The excitement was building, dozens of tractor trailer trucks bearing the name Paramount Pictures, New Haven, CT lined the streets of New Haven, signs and pamphlets from Genre Productions on every lamp post telling about an upcoming chase scene and do not leave bicycles unattended this Thursday, Friday and Saturday as they will be removed, carpenters and painters are working overtime, lamp posts and fire hydrants being repainted, shop windows taking a trip back in time, why? Because Indiana Jones is coming to New Haven!
But before that … it’s Indiana Jones Day in the Elm City and tons of fans, and city residents turned out to take part in the fun all compliments of the New Haven Cultural Events Committee and a little company called, Lucasfilm! For the kids there were face painters, sidewalk drawings, balloon animals, carousel rides, moon bounces, rock climbing walls, and more – all free! And for the adults, food and drink specials, music, entertainment, and contests from the “We Named the Dog, Indiana” (which we won – as that IS my dog’s name – for real) and everywhere you heard John Williams “Raiders” theme echoing all around. We were entertained by the bull-whipping, fire eating and aerial acrobatics of the Aerial Angels!
The local symphonies had a salute to John Williams and played music from the Indy trilogy – and it was capped by what else – a free outdoor showing of “Raiders of the Lost Ark”. The crowd gathered applauded, after Mayor of New Haven, John DeStefano thanked everyone for coming to New Haven and then the movie started - as the credits appeared, (it was on the screen backwards – but fixed in seconds) and REALLY wild as Indiana Jones entered the screen, after whipping the gun from his turncoat guide. Indiana Jones was back in action once again and the crowd loved it! Across the streets at the offices at Genre Productions, the lights were on and the door open as staff members busily prepared for the upcoming shoot.
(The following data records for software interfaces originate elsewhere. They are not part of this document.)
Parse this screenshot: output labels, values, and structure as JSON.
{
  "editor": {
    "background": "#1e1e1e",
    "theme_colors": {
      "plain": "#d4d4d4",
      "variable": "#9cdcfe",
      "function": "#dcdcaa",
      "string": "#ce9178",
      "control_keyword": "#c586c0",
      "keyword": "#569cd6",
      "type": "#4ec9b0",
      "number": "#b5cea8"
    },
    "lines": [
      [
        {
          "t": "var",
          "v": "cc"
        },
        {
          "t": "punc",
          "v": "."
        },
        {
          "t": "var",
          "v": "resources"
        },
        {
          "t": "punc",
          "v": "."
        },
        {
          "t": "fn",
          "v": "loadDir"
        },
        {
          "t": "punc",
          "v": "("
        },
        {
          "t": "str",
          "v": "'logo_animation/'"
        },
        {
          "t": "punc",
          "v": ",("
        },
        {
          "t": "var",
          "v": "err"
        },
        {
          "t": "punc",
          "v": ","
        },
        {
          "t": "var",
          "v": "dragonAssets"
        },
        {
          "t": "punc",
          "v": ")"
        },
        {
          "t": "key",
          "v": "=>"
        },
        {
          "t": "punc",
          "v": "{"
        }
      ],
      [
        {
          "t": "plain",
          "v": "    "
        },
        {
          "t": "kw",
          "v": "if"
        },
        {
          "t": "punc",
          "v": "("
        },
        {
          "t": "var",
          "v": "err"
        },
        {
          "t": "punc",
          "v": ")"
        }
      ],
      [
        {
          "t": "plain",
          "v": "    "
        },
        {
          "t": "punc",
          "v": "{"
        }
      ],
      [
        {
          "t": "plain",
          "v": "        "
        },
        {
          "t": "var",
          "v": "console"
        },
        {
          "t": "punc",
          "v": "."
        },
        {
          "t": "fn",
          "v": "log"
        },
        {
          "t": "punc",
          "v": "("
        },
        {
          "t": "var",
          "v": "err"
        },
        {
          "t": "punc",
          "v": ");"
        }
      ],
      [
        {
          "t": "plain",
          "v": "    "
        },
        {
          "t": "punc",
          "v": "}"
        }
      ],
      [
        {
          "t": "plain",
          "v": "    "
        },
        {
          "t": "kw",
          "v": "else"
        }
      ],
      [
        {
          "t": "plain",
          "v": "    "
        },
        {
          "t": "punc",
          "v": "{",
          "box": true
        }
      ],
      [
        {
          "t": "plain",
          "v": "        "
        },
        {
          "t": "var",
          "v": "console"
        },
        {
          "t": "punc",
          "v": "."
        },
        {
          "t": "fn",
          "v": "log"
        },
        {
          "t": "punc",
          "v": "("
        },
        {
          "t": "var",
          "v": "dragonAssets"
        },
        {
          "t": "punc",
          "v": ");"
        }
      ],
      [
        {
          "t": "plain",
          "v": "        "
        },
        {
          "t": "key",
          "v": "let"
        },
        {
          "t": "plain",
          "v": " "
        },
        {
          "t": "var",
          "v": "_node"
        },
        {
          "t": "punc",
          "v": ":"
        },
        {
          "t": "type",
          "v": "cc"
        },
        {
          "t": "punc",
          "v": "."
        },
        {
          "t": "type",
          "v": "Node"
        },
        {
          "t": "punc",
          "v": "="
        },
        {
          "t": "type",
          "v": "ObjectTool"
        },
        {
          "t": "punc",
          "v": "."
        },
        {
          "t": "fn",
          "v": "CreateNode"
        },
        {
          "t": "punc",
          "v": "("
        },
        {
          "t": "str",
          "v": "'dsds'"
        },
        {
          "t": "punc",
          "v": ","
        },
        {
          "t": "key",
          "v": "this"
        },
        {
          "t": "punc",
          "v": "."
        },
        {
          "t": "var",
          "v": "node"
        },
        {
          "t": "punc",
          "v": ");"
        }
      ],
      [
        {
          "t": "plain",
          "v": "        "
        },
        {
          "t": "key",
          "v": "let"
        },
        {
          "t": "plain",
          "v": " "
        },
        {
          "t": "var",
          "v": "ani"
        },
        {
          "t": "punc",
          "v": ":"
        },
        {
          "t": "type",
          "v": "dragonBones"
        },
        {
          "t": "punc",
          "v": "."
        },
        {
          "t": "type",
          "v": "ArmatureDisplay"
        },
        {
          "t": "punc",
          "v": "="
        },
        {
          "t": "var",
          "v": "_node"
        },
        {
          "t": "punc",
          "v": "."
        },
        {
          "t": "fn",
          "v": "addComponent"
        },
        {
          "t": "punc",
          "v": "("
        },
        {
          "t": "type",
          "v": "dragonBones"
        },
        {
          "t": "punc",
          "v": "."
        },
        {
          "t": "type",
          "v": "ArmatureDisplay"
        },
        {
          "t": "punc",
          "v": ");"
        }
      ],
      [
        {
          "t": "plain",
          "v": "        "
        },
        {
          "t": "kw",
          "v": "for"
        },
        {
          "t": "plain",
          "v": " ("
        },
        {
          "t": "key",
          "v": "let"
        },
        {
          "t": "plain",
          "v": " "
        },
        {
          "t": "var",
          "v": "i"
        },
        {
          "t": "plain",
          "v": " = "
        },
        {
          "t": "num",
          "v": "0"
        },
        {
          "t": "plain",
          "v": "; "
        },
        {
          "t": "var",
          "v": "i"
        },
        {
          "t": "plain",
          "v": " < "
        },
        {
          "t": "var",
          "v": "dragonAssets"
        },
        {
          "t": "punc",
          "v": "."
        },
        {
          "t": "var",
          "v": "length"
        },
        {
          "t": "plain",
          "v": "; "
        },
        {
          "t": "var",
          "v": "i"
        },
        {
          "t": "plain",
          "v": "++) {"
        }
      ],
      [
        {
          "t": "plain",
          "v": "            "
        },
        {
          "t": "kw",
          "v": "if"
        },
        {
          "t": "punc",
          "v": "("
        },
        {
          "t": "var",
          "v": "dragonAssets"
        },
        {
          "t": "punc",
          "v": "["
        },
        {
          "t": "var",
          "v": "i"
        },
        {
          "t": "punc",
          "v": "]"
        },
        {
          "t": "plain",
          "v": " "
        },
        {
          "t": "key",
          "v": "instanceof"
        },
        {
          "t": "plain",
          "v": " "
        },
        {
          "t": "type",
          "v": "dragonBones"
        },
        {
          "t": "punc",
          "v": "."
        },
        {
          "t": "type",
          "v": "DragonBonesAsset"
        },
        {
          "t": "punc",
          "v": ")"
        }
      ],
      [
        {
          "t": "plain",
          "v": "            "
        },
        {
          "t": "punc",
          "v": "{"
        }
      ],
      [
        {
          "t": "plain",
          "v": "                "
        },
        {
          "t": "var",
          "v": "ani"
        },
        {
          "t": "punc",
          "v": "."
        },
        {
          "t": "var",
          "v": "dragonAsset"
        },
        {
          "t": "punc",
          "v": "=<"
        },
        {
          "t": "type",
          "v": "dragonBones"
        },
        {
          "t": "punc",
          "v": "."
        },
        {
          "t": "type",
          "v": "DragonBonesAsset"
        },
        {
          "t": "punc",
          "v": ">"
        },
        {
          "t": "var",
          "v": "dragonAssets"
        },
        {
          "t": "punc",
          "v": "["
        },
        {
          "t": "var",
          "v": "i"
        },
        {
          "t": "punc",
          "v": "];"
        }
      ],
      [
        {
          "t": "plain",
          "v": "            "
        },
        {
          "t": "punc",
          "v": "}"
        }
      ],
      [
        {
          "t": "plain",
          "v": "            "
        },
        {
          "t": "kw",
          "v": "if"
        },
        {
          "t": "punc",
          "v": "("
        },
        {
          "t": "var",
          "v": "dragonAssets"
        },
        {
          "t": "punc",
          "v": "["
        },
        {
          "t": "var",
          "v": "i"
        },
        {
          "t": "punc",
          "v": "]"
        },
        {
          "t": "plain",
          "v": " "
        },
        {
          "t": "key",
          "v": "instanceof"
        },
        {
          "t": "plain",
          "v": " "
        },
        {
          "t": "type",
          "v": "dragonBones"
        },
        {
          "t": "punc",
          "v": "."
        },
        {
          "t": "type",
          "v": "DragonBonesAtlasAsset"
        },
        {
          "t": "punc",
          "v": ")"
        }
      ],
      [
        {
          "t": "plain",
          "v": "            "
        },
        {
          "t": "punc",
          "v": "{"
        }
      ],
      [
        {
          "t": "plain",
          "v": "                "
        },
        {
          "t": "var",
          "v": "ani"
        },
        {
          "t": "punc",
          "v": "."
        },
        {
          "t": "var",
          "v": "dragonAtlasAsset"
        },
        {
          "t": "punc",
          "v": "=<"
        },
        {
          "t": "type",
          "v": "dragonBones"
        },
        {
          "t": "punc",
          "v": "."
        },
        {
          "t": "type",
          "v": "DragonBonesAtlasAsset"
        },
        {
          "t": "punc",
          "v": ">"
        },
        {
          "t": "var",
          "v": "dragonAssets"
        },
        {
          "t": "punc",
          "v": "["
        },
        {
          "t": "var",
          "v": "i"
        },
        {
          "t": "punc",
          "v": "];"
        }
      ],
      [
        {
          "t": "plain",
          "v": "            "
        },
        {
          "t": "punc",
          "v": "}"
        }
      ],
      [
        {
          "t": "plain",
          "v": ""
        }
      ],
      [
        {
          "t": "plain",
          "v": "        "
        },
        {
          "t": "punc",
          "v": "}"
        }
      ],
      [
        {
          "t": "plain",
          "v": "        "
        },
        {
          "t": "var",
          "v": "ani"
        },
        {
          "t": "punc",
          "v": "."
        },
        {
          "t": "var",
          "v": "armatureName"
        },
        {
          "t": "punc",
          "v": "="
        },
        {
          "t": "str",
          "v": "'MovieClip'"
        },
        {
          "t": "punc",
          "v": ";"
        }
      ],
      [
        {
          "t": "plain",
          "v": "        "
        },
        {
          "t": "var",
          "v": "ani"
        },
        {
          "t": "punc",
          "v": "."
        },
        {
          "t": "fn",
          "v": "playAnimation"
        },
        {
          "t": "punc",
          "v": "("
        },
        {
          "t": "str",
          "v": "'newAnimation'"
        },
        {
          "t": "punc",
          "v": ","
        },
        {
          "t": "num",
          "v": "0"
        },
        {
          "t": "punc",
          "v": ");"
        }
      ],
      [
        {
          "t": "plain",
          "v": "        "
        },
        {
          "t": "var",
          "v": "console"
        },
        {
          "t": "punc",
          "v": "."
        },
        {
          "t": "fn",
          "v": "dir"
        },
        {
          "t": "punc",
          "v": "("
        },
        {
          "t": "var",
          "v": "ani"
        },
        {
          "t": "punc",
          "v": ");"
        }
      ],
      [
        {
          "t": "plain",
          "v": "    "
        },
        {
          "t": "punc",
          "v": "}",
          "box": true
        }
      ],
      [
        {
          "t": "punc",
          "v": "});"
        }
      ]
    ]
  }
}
I met tons of fans including the fellow who was first in line at the casting call, who was also not picked, but we had a great time and promised to meet up on Thursday and watch the chase scene down College and Chapel Street!
Adding to the Woolworths, news-stand, and men’s clothing store was now a pawn shop (that had a tenor sax in the window – maybe Indy sold his old music instrument to buy a new fedora – fans of the Young Indy Chronicles, may remember last time Harrison Ford played Indy in 1993 – he played one), a bridal/groom shop, a bakery, and more – but the best is Brody’s Barber Shop – is that a nod to the dearly missed friend, Marcus Brody (played by the late, great Denholm Elliot or Sheriff Brody from Jaws). It was nice to see it – maybe Marcus gave up the museum and started cutting hair!
I spoke with a fellow painting the lamp posts with grey wall paper paste – (it looks clean on film and washes away with plain water). He pointed out all the parking meters were down, and hydrants painted grey and black – the Yale doors were being finished before they are wrecked by a truck, too. More construction is going on all night with doors open to old buildings filled with carpenters and craftsman.
Filming on York Street tonight
We were excited to see a sign on a Yale building and a production assistants asking folks to be quiet – it was a film – but we were told it was a Leonardo DeCaprio film shooting and not Indy IV – but they did a chase scene last night according to my “inside” friends.
More to come. Check out the sites and scenes for the great night in New Haven on myspace.com/mitchellhallock and look for more reports this week as me and my kids go down and watch the action!
That’s all for now –